Element data from apps and pages:

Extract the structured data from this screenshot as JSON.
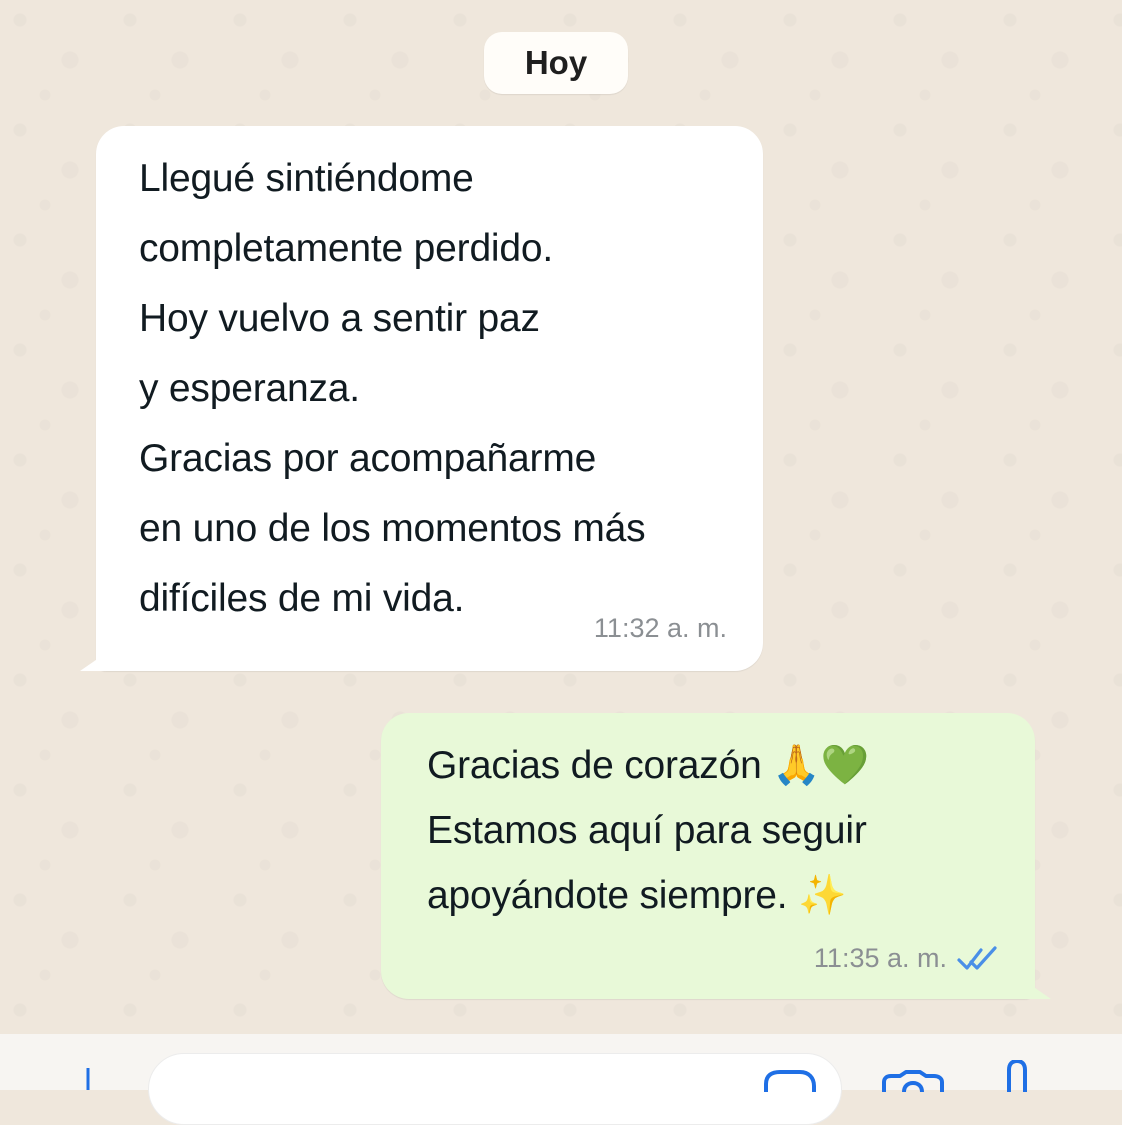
{
  "chat": {
    "date_pill": "Hoy",
    "incoming": {
      "text": "Llegué sintiéndome\ncompletamente perdido.\nHoy vuelvo a sentir paz\ny esperanza.\nGracias por acompañarme\nen uno de los momentos más\ndifíciles de mi vida.",
      "time": "11:32 a. m."
    },
    "outgoing": {
      "text": "Gracias de corazón 🙏💚\nEstamos aquí para seguir\napoyándote siempre. ✨",
      "time": "11:35 a. m.",
      "status_icon": "double-check-icon",
      "status_color": "#4a8fe7"
    }
  },
  "composer": {
    "icons": [
      "plus-icon",
      "sticker-icon",
      "camera-icon",
      "mic-icon"
    ]
  },
  "colors": {
    "background": "#efe7dc",
    "incoming_bubble": "#ffffff",
    "outgoing_bubble": "#e8f9d8",
    "timestamp": "#8b8f93",
    "text": "#111b21"
  }
}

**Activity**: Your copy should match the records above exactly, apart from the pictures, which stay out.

**Completed exercise**:
Extract the structured data from this screenshot as JSON.
{
  "chat": {
    "date_pill": "Hoy",
    "incoming": {
      "text": "Llegué sintiéndome\ncompletamente perdido.\nHoy vuelvo a sentir paz\ny esperanza.\nGracias por acompañarme\nen uno de los momentos más\ndifíciles de mi vida.",
      "time": "11:32 a. m."
    },
    "outgoing": {
      "text": "Gracias de corazón 🙏💚\nEstamos aquí para seguir\napoyándote siempre. ✨",
      "time": "11:35 a. m.",
      "status_icon": "double-check-icon",
      "status_color": "#4a8fe7"
    }
  },
  "composer": {
    "icons": [
      "plus-icon",
      "sticker-icon",
      "camera-icon",
      "mic-icon"
    ]
  },
  "colors": {
    "background": "#efe7dc",
    "incoming_bubble": "#ffffff",
    "outgoing_bubble": "#e8f9d8",
    "timestamp": "#8b8f93",
    "text": "#111b21"
  }
}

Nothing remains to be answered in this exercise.